At the same time, the British interests of Talbot were taken over by the Rootes Group and the parallel use of the Talbot brand in France and Britain ended. Talbot-Lago cars sold in Britain were now to be badged as Darracqs.
For 1935, the existing range continued in production but from 1936 these were steadily replaced with cars designed by Walter Becchia, featuring transverse leaf sprung independent suspension. These included the 4-cylinder 2323 cc (13CV) Talbot Type T4 “Minor”, a surprise introduction at the 1937 Paris Motor Show, and the 6-cylinder 2,696 cc (15CV) Talbot “Cadette-15”, along with and the 6-cylinder 2,996 cc or 3,996 cc (17 or 23CV) Talbot “Major” and its long-wheelbase version, the Talbot “Master”: these were classified as Touring cars (voitures de tourisme).
Lago was an excellent engineer who developed the existing six-cylinder engine into a high-performance 4-litre one.

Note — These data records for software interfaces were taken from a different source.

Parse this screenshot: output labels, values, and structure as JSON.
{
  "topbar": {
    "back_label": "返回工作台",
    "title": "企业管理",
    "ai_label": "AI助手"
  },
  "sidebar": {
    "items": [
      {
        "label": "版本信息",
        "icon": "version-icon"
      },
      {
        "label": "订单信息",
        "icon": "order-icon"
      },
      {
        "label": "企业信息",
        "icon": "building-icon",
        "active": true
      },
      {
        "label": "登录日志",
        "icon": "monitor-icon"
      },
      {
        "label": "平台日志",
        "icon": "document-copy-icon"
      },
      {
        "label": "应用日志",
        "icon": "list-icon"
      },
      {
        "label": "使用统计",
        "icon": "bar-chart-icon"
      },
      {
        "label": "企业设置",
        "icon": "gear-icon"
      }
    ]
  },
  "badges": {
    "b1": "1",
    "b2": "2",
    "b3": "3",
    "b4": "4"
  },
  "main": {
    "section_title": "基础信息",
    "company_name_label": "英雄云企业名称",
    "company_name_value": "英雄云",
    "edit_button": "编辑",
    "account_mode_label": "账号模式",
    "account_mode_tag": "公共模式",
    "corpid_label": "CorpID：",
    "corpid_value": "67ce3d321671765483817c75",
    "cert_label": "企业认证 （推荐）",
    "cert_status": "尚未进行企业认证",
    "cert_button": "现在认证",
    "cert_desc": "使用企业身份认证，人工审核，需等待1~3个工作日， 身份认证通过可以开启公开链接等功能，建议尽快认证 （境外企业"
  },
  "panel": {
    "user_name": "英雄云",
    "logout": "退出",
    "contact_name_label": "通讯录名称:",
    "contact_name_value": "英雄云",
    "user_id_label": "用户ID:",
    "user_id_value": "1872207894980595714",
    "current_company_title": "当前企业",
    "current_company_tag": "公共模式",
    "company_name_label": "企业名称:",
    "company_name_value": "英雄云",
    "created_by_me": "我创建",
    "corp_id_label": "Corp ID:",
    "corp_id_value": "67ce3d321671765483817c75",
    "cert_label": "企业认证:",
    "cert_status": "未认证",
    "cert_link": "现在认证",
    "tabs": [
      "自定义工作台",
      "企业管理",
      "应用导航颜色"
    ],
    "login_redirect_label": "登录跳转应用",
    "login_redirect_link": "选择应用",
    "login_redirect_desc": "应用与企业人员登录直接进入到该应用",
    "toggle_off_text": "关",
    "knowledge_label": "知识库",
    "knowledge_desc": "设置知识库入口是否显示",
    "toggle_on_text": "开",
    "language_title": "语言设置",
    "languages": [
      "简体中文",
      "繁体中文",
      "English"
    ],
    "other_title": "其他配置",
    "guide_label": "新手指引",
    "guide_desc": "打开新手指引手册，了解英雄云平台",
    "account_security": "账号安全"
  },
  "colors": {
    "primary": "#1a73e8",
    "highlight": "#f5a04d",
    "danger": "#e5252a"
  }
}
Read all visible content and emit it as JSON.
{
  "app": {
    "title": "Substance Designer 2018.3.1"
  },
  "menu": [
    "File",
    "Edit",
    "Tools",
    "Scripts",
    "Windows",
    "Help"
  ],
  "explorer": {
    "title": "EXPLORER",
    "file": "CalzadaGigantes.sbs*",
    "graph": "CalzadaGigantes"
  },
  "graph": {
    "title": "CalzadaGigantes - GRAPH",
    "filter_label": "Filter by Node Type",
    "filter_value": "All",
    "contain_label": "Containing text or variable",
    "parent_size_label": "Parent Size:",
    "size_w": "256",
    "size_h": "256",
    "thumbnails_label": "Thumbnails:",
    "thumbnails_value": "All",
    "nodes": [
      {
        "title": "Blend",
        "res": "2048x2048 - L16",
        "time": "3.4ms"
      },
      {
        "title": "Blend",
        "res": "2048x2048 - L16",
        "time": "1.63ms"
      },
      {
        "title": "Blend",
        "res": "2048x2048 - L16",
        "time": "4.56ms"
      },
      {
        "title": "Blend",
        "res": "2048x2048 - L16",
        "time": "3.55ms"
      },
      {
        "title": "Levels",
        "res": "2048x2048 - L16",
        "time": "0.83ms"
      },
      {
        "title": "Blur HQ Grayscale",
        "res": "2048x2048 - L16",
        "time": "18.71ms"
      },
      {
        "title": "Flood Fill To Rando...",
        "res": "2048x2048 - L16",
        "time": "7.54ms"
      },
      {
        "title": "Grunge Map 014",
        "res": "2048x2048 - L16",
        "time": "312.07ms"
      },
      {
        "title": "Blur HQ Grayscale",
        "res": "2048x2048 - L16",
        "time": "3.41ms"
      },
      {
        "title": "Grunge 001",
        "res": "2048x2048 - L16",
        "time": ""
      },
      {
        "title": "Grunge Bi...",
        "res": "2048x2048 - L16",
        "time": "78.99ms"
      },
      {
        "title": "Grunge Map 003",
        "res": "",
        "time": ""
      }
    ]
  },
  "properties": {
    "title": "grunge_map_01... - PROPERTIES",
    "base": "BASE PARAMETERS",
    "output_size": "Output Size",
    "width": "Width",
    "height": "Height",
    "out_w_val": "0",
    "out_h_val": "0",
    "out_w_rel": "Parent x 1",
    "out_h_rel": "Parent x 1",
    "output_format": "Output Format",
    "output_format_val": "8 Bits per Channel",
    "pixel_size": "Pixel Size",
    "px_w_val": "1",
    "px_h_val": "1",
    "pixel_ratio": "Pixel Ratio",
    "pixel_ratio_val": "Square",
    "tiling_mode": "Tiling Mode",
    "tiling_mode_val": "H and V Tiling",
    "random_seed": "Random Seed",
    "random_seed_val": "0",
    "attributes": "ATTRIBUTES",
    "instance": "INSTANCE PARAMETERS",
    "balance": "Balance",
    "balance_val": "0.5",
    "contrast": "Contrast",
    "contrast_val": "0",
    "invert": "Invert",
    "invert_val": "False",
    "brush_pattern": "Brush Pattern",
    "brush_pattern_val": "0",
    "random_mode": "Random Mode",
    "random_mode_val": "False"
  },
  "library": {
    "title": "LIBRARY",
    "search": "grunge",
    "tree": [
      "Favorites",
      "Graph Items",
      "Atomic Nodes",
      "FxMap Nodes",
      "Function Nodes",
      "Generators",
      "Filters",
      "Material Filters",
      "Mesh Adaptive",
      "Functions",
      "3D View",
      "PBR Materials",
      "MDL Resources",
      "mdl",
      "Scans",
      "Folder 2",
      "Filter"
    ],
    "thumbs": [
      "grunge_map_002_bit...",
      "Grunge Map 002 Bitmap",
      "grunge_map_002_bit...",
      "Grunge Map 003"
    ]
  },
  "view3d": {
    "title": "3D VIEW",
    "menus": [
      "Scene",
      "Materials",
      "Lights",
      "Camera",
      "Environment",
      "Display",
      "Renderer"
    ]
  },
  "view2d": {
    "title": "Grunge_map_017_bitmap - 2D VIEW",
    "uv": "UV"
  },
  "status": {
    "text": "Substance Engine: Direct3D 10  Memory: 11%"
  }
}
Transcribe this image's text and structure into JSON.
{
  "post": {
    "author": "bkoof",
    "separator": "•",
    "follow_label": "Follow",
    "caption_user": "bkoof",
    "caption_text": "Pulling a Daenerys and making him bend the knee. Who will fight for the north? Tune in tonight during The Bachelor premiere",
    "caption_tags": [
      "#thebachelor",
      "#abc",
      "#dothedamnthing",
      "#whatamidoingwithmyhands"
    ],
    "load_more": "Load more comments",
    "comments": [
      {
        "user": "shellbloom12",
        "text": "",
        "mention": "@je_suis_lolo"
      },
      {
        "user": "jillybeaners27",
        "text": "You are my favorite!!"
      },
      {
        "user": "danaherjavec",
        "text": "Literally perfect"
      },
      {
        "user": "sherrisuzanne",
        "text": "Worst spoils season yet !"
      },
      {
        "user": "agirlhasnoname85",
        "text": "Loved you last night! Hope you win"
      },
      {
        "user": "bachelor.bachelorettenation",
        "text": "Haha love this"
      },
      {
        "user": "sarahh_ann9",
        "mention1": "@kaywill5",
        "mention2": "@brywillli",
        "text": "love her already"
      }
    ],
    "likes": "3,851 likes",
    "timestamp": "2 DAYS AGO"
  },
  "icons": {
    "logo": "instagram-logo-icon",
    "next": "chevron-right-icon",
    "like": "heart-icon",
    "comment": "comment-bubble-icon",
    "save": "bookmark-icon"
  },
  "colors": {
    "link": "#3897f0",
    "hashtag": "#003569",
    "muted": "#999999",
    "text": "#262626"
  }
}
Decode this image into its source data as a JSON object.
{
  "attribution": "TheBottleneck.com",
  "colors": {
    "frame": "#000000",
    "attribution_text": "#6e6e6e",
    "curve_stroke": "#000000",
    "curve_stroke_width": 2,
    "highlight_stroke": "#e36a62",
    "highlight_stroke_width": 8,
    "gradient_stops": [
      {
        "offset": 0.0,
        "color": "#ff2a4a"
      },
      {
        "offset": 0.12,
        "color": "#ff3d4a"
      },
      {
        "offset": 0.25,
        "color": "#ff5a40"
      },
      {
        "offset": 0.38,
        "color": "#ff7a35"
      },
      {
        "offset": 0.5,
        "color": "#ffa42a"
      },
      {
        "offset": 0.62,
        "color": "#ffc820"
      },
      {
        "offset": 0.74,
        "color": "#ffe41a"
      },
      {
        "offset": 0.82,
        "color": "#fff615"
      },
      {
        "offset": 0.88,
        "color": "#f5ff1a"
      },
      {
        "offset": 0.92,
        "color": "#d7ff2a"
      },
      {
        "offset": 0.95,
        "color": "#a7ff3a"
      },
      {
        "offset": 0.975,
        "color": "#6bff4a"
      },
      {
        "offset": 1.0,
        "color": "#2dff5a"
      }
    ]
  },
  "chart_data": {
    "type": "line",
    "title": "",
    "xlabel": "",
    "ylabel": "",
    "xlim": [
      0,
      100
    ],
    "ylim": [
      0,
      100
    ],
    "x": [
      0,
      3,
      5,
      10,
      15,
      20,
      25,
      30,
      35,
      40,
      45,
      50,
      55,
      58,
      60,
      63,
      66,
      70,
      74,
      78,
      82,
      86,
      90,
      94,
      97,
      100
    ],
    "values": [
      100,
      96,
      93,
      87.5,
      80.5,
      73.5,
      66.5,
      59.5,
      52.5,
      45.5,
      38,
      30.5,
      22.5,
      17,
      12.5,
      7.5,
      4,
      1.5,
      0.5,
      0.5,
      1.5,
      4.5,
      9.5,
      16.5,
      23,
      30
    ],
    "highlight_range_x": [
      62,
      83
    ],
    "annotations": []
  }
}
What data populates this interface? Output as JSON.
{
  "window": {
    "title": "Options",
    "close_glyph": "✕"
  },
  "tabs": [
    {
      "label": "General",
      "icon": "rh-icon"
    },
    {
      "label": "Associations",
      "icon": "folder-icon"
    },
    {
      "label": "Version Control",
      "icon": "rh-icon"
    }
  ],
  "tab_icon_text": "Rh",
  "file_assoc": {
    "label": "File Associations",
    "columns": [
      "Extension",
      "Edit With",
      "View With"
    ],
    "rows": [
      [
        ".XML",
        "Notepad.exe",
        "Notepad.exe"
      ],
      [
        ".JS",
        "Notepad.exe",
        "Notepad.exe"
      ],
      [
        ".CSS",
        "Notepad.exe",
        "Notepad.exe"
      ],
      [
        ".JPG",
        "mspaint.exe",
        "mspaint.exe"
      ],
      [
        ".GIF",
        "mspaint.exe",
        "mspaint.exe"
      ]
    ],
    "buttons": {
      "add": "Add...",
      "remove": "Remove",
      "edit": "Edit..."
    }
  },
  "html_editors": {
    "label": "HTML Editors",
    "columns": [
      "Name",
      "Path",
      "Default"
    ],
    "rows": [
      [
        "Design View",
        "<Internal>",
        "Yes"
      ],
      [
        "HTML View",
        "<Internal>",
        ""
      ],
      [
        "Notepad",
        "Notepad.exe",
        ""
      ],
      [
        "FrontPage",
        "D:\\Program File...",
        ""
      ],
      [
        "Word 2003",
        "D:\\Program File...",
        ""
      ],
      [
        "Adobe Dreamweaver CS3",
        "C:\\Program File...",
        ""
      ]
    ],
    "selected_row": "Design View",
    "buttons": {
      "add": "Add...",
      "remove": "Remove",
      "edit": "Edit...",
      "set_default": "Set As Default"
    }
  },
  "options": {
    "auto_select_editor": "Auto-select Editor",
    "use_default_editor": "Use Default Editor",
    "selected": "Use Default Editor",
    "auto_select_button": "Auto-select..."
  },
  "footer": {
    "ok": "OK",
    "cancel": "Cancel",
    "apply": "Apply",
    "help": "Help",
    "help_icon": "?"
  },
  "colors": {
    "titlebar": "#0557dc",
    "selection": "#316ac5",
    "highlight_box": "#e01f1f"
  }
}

The sporting six-cylinder models had a great racing history. The bodies—such as of T150 coupé—were made by excellent coachbuilders such as Figoni et Falaschi or Saoutchik.
Source: Wikipedia (original)
- Engine: 4.0L Inline 6
- Weight: –
- Power: 104 kW / 140 hp / 141 PS
- 0-100 kph: –
- Torque: –
- Top Speed: –